Start of Block
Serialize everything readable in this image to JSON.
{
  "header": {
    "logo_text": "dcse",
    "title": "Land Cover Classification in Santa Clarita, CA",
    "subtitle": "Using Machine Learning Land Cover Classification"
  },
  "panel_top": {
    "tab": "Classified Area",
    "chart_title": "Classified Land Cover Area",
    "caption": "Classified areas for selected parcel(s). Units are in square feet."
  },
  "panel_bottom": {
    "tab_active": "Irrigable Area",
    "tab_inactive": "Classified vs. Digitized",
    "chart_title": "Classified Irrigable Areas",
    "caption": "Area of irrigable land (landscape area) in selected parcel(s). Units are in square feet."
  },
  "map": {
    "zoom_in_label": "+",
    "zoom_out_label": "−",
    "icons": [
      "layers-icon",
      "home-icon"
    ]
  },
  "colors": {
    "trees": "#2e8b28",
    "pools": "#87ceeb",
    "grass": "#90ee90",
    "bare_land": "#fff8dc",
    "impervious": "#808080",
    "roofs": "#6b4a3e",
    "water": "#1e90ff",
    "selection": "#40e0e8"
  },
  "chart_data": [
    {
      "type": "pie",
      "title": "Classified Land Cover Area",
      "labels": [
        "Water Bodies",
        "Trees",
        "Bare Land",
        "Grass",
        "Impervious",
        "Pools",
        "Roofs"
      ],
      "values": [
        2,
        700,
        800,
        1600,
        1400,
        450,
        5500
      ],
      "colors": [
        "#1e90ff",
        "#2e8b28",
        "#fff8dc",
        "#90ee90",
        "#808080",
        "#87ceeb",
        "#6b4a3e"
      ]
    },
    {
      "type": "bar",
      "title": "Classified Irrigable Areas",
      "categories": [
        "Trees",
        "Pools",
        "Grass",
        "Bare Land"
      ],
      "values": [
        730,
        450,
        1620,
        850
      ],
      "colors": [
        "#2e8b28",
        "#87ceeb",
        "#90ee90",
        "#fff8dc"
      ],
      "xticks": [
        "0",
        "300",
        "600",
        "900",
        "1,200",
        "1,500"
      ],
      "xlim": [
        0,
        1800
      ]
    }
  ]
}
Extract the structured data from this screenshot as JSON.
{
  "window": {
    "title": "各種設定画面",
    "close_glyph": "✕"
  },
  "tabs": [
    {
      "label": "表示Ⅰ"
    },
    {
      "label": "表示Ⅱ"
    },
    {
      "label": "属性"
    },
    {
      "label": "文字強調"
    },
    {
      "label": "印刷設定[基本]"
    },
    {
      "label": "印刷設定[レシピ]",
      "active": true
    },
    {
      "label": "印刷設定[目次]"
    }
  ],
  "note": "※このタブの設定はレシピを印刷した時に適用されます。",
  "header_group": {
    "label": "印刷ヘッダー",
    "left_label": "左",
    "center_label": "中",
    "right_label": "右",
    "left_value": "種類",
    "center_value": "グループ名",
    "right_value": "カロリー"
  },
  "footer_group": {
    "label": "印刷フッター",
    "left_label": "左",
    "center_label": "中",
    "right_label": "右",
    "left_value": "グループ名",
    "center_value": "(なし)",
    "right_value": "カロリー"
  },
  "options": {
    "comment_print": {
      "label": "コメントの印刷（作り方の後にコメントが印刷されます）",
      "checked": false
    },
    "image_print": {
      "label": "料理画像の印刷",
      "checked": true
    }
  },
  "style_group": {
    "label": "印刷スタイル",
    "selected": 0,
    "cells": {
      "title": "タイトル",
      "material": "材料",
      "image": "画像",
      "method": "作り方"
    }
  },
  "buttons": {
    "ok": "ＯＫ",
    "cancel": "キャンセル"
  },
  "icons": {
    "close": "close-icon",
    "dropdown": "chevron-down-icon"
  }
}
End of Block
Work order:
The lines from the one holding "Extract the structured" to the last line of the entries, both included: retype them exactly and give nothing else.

Answer to the problem:
Extract the structured data from this screenshot as JSON.
{
  "window": {
    "title": "各種設定画面",
    "close_glyph": "✕"
  },
  "tabs": [
    {
      "label": "表示Ⅰ"
    },
    {
      "label": "表示Ⅱ"
    },
    {
      "label": "属性"
    },
    {
      "label": "文字強調"
    },
    {
      "label": "印刷設定[基本]"
    },
    {
      "label": "印刷設定[レシピ]",
      "active": true
    },
    {
      "label": "印刷設定[目次]"
    }
  ],
  "note": "※このタブの設定はレシピを印刷した時に適用されます。",
  "header_group": {
    "label": "印刷ヘッダー",
    "left_label": "左",
    "center_label": "中",
    "right_label": "右",
    "left_value": "種類",
    "center_value": "グループ名",
    "right_value": "カロリー"
  },
  "footer_group": {
    "label": "印刷フッター",
    "left_label": "左",
    "center_label": "中",
    "right_label": "右",
    "left_value": "グループ名",
    "center_value": "(なし)",
    "right_value": "カロリー"
  },
  "options": {
    "comment_print": {
      "label": "コメントの印刷（作り方の後にコメントが印刷されます）",
      "checked": false
    },
    "image_print": {
      "label": "料理画像の印刷",
      "checked": true
    }
  },
  "style_group": {
    "label": "印刷スタイル",
    "selected": 0,
    "cells": {
      "title": "タイトル",
      "material": "材料",
      "image": "画像",
      "method": "作り方"
    }
  },
  "buttons": {
    "ok": "ＯＫ",
    "cancel": "キャンセル"
  },
  "icons": {
    "close": "close-icon",
    "dropdown": "chevron-down-icon"
  }
}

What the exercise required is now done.